● **DIRECTIONS FOR THIS TASK**
Which lines in the records below contain the word "color"? Copy each one.

● **Dataset rows describing interfaces**
* * * * * * *

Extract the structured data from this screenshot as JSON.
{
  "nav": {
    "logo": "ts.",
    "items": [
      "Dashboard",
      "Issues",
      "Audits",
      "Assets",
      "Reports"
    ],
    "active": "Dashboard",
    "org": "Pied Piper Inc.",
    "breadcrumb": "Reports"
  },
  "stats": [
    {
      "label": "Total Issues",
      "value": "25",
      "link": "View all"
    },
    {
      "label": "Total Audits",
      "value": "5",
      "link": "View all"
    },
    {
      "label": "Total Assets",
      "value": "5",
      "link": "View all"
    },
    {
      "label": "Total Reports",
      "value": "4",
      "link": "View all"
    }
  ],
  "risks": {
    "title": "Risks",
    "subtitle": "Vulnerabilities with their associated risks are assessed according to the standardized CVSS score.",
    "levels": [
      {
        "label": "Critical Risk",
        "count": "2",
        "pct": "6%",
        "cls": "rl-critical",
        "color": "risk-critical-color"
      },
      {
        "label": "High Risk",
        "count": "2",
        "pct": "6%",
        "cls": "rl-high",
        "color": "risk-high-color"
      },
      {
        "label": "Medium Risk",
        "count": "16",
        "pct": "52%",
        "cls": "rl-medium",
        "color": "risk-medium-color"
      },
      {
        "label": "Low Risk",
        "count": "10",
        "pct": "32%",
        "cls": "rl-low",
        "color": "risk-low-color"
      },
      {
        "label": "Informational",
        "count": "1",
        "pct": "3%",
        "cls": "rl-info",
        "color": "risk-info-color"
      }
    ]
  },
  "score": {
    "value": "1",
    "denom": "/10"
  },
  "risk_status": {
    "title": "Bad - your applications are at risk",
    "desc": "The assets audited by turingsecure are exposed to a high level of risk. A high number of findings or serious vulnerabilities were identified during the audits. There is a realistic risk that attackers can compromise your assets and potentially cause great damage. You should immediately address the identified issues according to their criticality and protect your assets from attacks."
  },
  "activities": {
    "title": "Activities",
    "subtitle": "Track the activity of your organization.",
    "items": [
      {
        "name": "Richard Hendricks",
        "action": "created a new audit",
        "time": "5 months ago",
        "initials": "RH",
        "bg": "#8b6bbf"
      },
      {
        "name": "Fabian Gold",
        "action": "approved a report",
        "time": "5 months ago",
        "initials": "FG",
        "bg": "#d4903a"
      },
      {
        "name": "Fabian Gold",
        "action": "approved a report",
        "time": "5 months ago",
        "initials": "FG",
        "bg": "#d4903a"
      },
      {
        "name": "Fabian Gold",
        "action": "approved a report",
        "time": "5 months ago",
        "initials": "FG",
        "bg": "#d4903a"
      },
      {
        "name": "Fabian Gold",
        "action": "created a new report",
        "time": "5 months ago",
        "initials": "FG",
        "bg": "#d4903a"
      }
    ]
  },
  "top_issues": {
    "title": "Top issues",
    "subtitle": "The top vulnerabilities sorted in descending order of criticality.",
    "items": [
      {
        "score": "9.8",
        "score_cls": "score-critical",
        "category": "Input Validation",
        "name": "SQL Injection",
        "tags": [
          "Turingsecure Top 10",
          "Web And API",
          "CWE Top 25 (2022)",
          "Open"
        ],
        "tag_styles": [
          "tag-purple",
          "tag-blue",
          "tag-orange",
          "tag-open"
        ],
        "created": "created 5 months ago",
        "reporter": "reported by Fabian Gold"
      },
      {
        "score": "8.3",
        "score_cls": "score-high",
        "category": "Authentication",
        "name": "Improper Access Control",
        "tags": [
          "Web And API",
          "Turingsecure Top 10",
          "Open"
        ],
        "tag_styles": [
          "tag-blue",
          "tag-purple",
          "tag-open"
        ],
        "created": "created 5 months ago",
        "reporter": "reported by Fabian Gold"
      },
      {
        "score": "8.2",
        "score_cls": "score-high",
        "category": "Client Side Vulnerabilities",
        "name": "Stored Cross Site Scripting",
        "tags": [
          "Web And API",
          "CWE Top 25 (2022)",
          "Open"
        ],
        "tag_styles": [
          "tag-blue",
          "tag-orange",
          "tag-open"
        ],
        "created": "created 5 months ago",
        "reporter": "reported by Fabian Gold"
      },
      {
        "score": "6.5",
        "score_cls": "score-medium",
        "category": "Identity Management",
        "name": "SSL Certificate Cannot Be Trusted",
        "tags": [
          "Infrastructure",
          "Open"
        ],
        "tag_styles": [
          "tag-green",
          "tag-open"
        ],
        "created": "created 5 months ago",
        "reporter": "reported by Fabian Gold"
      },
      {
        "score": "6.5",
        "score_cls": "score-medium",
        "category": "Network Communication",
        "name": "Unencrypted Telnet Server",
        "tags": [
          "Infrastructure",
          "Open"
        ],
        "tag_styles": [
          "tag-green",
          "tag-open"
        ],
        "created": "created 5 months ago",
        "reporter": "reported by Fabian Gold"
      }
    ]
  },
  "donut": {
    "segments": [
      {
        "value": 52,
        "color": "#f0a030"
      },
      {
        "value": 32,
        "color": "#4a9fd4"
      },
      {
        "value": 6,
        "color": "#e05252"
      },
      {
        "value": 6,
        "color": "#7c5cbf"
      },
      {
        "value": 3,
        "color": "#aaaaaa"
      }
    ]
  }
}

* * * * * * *

● **WRITTEN RESPONSE**
        "color": "risk-critical-color"
        "color": "risk-high-color"
        "color": "risk-medium-color"
        "color": "risk-low-color"
        "color": "risk-info-color"
        "color": "#f0a030"
        "color": "#4a9fd4"
        "color": "#e05252"
        "color": "#7c5cbf"
        "color": "#aaaaaa"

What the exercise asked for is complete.